Locate every line in the material below that has the word "number". Copy each of those lines.

_ _ _ _ _

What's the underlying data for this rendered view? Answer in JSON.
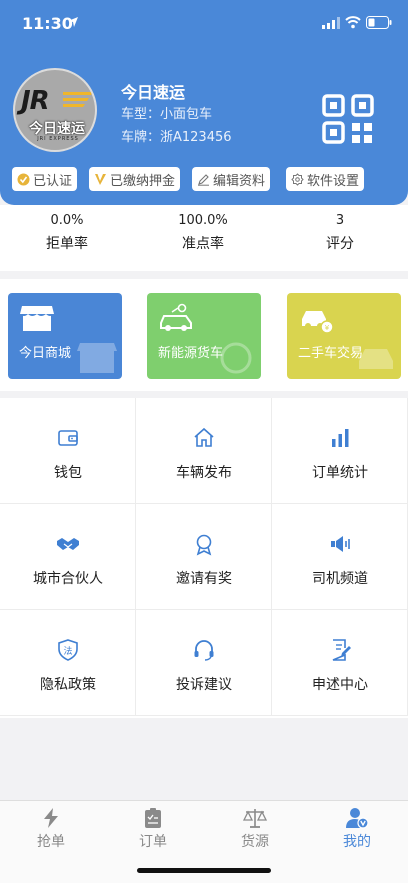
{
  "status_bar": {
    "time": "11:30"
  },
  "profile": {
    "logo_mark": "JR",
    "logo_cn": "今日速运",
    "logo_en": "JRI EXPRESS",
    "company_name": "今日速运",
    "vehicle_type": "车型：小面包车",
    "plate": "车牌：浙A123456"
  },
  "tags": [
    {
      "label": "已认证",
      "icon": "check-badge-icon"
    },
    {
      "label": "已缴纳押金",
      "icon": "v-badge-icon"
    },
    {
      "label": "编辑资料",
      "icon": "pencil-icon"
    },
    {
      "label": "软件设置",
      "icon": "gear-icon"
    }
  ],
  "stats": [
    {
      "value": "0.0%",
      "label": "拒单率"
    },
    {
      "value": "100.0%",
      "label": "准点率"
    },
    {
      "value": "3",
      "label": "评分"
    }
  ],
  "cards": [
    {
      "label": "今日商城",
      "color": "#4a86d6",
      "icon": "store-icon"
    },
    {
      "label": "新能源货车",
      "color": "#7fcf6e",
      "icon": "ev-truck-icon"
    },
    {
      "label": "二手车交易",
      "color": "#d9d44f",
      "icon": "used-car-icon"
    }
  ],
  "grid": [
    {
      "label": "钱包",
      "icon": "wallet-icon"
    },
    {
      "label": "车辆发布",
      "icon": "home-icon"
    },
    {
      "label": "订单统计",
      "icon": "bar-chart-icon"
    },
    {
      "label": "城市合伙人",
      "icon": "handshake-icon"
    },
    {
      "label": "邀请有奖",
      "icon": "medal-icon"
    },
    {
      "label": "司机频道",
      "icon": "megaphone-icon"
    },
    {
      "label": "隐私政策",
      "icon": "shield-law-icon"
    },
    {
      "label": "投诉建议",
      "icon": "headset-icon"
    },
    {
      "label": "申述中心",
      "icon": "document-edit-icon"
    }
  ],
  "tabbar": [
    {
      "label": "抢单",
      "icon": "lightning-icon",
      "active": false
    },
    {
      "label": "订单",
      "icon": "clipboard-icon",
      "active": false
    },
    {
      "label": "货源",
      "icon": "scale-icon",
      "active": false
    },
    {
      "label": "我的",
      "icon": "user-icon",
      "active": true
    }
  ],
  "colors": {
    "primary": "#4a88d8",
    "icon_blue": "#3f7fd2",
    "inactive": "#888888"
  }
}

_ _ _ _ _

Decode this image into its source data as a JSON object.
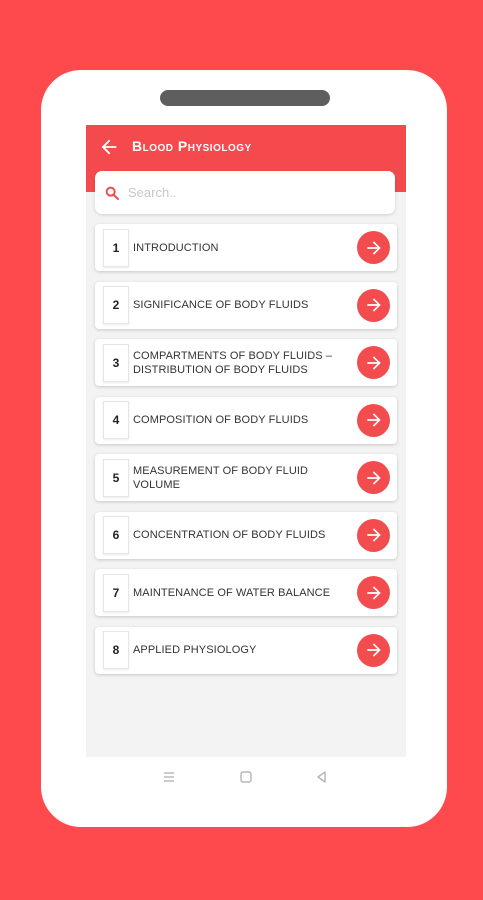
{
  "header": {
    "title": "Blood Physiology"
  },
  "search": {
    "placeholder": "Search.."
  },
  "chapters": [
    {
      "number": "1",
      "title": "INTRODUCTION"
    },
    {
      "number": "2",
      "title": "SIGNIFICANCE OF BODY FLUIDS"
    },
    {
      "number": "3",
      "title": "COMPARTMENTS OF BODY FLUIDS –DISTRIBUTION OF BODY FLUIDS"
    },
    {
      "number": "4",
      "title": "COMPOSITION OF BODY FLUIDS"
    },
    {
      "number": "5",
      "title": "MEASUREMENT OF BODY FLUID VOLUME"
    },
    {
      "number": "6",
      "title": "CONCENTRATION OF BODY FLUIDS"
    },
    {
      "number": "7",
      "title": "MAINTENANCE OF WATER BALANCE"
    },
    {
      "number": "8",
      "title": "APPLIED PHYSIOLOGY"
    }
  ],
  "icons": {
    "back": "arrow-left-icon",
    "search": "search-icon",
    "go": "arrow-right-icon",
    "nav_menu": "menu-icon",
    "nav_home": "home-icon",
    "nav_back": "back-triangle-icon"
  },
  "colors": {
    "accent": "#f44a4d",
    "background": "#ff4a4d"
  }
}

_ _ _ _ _

Response box:
      "number": "1",
      "number": "2",
      "number": "3",
      "number": "4",
      "number": "5",
      "number": "6",
      "number": "7",
      "number": "8",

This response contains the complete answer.